### Exercise
Look through the data that follows and copy each line with the string "tags".

### Data records
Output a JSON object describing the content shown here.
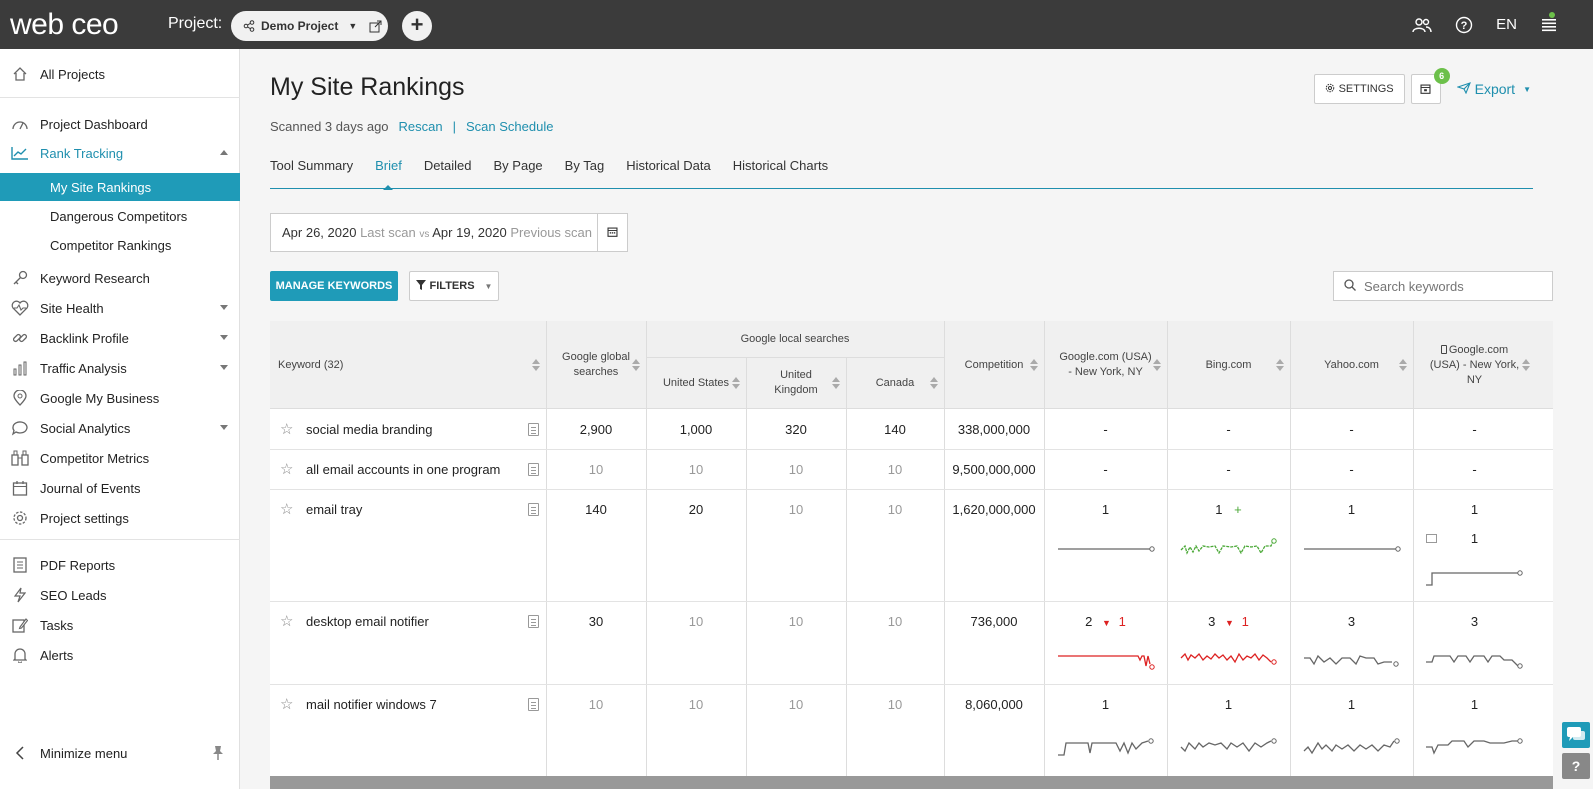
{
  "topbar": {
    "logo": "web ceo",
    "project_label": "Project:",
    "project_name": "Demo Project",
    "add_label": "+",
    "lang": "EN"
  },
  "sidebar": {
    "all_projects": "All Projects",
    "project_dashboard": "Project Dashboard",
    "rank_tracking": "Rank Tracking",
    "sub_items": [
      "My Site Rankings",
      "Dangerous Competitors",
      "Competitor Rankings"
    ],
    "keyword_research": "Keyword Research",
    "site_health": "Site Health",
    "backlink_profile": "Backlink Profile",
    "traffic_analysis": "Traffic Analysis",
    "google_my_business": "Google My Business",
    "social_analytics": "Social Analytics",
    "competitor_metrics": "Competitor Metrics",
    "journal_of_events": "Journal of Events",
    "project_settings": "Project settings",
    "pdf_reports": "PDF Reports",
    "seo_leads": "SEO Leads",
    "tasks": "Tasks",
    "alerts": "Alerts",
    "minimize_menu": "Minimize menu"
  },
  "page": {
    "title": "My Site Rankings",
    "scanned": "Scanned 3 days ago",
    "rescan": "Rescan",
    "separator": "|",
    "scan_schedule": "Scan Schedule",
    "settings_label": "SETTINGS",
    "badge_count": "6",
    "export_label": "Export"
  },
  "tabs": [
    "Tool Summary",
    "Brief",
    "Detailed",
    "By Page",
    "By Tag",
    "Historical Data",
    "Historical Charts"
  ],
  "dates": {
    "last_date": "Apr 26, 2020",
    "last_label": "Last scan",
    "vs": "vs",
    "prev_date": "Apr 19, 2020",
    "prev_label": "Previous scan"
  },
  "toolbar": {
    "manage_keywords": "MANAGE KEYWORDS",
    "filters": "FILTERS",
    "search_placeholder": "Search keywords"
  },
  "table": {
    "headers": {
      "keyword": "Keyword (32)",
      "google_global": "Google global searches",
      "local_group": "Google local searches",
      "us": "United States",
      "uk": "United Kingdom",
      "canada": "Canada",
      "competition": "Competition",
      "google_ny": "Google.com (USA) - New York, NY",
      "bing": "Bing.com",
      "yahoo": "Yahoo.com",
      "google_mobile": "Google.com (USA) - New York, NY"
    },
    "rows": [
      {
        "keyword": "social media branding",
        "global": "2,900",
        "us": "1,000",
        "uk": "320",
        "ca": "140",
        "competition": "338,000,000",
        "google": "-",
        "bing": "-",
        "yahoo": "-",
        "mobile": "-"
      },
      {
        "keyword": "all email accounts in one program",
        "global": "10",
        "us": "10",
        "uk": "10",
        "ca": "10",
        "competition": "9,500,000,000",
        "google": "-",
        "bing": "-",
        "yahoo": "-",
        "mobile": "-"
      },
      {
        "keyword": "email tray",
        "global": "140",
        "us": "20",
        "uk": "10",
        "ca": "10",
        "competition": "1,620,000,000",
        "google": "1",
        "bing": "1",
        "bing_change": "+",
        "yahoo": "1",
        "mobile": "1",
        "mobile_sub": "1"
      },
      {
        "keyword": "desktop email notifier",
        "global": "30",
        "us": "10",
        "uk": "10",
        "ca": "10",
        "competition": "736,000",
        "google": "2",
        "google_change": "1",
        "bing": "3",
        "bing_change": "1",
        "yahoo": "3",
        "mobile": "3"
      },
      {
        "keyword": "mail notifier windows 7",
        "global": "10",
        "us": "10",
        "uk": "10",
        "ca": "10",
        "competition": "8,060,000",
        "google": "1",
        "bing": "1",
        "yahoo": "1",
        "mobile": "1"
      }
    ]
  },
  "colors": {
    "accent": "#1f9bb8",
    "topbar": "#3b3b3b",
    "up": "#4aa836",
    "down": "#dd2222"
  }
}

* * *

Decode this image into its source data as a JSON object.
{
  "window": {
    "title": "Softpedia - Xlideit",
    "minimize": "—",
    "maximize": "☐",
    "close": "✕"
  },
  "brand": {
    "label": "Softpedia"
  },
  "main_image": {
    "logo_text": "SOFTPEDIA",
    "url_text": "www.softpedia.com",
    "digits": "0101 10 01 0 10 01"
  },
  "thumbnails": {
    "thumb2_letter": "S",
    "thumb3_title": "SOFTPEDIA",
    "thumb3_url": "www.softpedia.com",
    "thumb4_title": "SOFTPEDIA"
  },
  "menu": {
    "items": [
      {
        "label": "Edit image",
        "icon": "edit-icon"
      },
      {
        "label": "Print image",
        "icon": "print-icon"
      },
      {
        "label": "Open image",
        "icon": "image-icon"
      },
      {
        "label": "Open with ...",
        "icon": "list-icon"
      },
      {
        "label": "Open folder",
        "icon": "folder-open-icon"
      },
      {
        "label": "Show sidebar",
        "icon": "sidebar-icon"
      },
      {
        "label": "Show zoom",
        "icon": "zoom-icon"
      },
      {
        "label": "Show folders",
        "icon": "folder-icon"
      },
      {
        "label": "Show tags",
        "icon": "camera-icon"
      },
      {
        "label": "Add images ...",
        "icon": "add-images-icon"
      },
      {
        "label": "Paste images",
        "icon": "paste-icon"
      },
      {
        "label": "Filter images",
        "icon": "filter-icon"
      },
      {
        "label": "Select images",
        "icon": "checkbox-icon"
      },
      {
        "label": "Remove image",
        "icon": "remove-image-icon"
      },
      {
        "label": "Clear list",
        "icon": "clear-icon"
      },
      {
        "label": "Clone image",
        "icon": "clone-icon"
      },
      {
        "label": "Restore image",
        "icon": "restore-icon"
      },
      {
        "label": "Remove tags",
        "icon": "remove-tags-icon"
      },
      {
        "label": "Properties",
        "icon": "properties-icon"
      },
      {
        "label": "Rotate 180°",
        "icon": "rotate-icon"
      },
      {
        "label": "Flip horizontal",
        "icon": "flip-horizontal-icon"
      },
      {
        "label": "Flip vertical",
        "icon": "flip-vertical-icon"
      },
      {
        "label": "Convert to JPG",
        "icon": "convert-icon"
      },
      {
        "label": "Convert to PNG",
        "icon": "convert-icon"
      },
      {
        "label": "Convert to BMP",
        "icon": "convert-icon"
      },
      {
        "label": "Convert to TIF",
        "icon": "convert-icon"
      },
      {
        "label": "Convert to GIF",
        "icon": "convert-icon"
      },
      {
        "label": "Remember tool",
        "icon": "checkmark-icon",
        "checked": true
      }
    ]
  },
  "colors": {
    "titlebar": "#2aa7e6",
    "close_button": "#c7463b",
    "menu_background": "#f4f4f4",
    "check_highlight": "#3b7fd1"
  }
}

### Written answer
        "label": "Show tags",
        "label": "Remove tags",
        "icon": "remove-tags-icon"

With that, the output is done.